» Instructions to follow
Restate the data below word for word, omitting pictures.

» Input records
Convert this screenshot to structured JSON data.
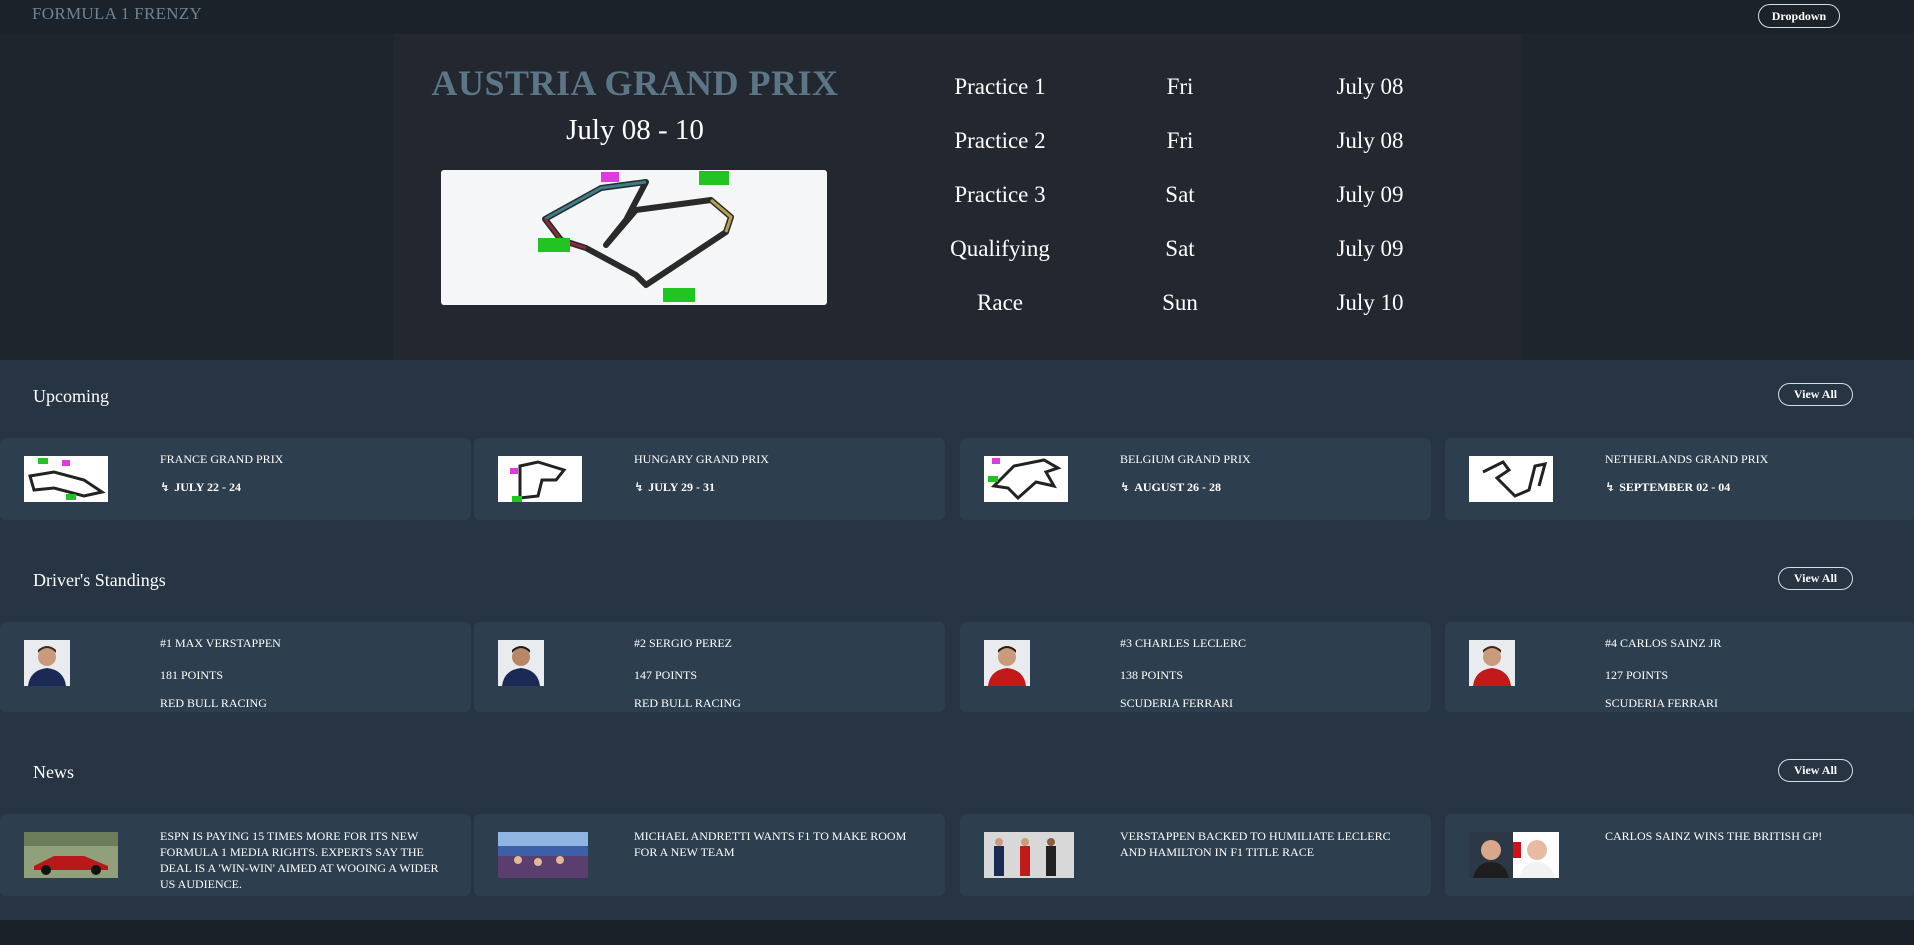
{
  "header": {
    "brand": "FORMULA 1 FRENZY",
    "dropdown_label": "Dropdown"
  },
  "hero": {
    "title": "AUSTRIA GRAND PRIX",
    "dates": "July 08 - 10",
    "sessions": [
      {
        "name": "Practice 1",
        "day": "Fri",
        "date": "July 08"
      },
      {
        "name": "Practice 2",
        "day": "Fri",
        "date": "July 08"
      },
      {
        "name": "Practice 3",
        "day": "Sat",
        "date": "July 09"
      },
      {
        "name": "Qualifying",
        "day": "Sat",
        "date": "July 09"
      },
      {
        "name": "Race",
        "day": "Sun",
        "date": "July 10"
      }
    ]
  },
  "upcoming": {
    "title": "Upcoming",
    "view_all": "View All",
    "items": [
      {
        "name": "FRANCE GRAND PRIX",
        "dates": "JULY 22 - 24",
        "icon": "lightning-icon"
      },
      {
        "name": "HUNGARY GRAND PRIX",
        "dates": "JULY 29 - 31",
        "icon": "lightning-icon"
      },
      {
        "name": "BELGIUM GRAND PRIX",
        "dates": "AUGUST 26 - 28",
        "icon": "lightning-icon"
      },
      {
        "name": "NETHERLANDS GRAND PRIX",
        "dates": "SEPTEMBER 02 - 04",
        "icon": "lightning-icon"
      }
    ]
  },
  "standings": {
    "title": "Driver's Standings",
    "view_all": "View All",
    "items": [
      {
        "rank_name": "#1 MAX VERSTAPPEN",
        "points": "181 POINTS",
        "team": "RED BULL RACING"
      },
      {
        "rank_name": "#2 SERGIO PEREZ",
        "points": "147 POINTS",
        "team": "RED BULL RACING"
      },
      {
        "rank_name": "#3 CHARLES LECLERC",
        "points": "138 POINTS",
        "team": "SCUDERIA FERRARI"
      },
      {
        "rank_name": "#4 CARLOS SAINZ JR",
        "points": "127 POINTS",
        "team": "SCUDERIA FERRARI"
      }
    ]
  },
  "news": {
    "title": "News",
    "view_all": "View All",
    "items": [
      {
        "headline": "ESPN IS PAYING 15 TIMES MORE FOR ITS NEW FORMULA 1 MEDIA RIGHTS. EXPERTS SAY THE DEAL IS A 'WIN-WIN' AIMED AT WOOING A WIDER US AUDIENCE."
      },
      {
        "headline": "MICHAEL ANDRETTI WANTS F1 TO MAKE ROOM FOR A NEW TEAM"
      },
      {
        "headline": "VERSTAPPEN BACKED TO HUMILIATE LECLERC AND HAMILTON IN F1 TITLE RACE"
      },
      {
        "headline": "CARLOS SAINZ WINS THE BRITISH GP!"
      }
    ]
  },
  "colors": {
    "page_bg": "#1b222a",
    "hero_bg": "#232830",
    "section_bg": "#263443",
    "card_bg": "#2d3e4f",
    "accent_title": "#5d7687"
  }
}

» Solution to this exercise
Convert this screenshot to structured JSON data.
{
  "header": {
    "brand": "FORMULA 1 FRENZY",
    "dropdown_label": "Dropdown"
  },
  "hero": {
    "title": "AUSTRIA GRAND PRIX",
    "dates": "July 08 - 10",
    "sessions": [
      {
        "name": "Practice 1",
        "day": "Fri",
        "date": "July 08"
      },
      {
        "name": "Practice 2",
        "day": "Fri",
        "date": "July 08"
      },
      {
        "name": "Practice 3",
        "day": "Sat",
        "date": "July 09"
      },
      {
        "name": "Qualifying",
        "day": "Sat",
        "date": "July 09"
      },
      {
        "name": "Race",
        "day": "Sun",
        "date": "July 10"
      }
    ]
  },
  "upcoming": {
    "title": "Upcoming",
    "view_all": "View All",
    "items": [
      {
        "name": "FRANCE GRAND PRIX",
        "dates": "JULY 22 - 24",
        "icon": "lightning-icon"
      },
      {
        "name": "HUNGARY GRAND PRIX",
        "dates": "JULY 29 - 31",
        "icon": "lightning-icon"
      },
      {
        "name": "BELGIUM GRAND PRIX",
        "dates": "AUGUST 26 - 28",
        "icon": "lightning-icon"
      },
      {
        "name": "NETHERLANDS GRAND PRIX",
        "dates": "SEPTEMBER 02 - 04",
        "icon": "lightning-icon"
      }
    ]
  },
  "standings": {
    "title": "Driver's Standings",
    "view_all": "View All",
    "items": [
      {
        "rank_name": "#1 MAX VERSTAPPEN",
        "points": "181 POINTS",
        "team": "RED BULL RACING"
      },
      {
        "rank_name": "#2 SERGIO PEREZ",
        "points": "147 POINTS",
        "team": "RED BULL RACING"
      },
      {
        "rank_name": "#3 CHARLES LECLERC",
        "points": "138 POINTS",
        "team": "SCUDERIA FERRARI"
      },
      {
        "rank_name": "#4 CARLOS SAINZ JR",
        "points": "127 POINTS",
        "team": "SCUDERIA FERRARI"
      }
    ]
  },
  "news": {
    "title": "News",
    "view_all": "View All",
    "items": [
      {
        "headline": "ESPN IS PAYING 15 TIMES MORE FOR ITS NEW FORMULA 1 MEDIA RIGHTS. EXPERTS SAY THE DEAL IS A 'WIN-WIN' AIMED AT WOOING A WIDER US AUDIENCE."
      },
      {
        "headline": "MICHAEL ANDRETTI WANTS F1 TO MAKE ROOM FOR A NEW TEAM"
      },
      {
        "headline": "VERSTAPPEN BACKED TO HUMILIATE LECLERC AND HAMILTON IN F1 TITLE RACE"
      },
      {
        "headline": "CARLOS SAINZ WINS THE BRITISH GP!"
      }
    ]
  },
  "colors": {
    "page_bg": "#1b222a",
    "hero_bg": "#232830",
    "section_bg": "#263443",
    "card_bg": "#2d3e4f",
    "accent_title": "#5d7687"
  }
}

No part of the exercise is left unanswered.